Your goal:
Lines with "order": please show every one of them from the listing below.

======== Dataset content ========

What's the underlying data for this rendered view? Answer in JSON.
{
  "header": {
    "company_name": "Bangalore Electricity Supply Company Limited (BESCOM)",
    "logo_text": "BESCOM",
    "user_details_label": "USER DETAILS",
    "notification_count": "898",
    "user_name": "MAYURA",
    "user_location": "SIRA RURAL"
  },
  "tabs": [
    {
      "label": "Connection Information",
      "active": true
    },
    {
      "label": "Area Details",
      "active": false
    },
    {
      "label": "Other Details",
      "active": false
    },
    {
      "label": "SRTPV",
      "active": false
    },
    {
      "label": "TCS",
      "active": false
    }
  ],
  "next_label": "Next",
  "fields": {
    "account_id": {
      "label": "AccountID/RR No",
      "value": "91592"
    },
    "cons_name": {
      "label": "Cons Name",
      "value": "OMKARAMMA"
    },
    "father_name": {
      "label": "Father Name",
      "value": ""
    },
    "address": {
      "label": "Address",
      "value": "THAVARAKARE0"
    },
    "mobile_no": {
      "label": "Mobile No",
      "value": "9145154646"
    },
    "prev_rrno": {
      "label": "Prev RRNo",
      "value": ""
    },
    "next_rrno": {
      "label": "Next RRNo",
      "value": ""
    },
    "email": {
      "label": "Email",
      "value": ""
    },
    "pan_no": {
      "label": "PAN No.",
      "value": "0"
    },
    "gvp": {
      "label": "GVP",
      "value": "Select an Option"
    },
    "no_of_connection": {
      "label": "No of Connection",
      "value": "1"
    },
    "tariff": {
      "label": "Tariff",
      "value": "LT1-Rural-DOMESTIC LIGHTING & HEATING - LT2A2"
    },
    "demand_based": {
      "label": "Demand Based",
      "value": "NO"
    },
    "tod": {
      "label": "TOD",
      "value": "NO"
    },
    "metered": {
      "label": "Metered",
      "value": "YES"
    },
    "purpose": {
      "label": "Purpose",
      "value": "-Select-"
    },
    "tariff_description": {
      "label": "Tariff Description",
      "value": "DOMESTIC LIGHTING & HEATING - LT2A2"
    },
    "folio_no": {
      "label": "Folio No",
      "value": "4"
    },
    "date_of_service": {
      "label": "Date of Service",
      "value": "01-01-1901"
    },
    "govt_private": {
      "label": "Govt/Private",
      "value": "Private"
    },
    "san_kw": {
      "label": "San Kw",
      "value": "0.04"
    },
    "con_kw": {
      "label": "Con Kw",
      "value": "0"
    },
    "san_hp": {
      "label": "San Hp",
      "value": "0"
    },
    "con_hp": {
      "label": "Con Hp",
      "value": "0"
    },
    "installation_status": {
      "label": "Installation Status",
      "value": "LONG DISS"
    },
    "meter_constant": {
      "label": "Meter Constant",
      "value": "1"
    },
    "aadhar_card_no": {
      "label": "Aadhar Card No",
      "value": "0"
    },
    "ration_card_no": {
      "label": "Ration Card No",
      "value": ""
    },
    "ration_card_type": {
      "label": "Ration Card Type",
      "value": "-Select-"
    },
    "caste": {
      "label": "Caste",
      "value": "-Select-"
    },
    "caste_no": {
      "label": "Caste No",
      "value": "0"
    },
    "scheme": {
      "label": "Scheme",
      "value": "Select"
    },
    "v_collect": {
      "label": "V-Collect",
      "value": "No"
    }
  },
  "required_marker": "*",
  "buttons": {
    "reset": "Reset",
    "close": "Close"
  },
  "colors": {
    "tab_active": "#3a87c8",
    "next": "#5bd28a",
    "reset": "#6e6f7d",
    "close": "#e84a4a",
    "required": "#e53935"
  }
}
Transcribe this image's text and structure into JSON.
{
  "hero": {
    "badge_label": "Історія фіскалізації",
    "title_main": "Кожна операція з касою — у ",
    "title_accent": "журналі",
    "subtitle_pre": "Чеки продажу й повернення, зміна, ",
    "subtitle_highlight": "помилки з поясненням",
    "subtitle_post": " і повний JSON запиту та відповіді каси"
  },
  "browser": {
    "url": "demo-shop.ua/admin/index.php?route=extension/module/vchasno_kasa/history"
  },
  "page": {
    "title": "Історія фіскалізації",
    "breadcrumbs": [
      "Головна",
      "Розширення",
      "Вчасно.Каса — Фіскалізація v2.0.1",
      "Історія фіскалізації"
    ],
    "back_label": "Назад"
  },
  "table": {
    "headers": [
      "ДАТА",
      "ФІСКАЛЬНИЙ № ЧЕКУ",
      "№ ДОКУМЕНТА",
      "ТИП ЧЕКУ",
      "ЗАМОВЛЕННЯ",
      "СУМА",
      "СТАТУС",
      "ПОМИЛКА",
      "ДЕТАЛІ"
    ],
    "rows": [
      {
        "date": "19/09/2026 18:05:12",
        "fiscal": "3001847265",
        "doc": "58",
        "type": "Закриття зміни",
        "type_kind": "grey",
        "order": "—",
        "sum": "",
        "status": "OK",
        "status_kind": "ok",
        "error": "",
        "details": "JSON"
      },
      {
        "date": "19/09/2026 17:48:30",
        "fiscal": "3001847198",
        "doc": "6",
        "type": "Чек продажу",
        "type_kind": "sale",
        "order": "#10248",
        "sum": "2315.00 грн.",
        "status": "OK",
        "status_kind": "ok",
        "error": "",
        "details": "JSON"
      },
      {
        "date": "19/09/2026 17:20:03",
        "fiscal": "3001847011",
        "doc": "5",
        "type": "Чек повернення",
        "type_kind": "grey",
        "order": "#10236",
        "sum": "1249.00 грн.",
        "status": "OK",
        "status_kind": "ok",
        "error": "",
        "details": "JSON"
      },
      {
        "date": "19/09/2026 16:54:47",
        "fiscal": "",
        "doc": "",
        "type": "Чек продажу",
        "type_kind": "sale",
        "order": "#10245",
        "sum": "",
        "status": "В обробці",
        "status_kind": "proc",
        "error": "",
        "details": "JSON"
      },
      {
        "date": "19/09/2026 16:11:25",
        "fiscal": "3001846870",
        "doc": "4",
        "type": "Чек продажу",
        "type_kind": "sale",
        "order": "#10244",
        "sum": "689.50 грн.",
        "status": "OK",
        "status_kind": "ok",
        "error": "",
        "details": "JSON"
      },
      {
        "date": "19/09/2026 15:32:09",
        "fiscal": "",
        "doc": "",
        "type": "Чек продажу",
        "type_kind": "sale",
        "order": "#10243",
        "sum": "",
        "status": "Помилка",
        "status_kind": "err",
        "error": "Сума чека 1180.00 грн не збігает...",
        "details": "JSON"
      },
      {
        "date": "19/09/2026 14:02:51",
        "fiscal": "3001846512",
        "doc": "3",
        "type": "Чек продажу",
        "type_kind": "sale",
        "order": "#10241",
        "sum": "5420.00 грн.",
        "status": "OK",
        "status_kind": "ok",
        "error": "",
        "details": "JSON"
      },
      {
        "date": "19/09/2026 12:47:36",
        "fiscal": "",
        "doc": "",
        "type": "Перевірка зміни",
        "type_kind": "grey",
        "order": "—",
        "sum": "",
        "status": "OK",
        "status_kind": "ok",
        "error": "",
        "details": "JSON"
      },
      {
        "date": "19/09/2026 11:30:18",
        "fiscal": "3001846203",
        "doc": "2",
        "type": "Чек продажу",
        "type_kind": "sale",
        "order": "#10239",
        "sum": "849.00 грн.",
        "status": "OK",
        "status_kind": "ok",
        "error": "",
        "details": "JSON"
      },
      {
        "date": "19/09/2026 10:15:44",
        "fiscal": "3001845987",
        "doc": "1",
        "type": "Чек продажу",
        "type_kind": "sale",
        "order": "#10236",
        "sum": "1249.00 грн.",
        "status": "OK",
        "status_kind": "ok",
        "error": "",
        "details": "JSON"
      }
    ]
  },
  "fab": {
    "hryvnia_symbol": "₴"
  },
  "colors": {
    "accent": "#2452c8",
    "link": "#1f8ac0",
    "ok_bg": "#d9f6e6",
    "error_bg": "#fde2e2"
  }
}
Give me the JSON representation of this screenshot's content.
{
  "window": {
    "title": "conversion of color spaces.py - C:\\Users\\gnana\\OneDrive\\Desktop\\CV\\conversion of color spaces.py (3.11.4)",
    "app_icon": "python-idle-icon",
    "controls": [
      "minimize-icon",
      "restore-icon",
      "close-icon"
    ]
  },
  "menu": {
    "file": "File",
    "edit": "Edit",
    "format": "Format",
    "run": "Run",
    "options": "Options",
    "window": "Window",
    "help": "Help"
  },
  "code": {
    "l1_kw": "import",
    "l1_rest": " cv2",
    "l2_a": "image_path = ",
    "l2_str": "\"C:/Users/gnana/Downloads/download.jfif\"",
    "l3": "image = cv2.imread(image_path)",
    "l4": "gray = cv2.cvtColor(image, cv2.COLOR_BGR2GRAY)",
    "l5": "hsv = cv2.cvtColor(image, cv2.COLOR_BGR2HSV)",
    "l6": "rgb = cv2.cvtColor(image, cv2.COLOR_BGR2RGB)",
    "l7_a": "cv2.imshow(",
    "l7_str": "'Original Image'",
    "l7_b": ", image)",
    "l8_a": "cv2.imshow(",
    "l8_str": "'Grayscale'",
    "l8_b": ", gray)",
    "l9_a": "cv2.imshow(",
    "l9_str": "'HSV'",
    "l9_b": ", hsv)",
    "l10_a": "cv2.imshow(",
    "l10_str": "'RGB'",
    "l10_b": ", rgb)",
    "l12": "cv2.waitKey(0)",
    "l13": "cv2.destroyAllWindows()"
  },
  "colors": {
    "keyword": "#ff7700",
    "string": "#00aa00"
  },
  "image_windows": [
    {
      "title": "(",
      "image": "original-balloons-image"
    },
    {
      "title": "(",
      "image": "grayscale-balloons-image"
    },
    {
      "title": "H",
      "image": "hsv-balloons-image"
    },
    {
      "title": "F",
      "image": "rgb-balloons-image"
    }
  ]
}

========

Solution to the exercise:
        "order": "—",
        "order": "#10248",
        "order": "#10236",
        "order": "#10245",
        "order": "#10244",
        "order": "#10243",
        "order": "#10241",
        "order": "—",
        "order": "#10239",
        "order": "#10236",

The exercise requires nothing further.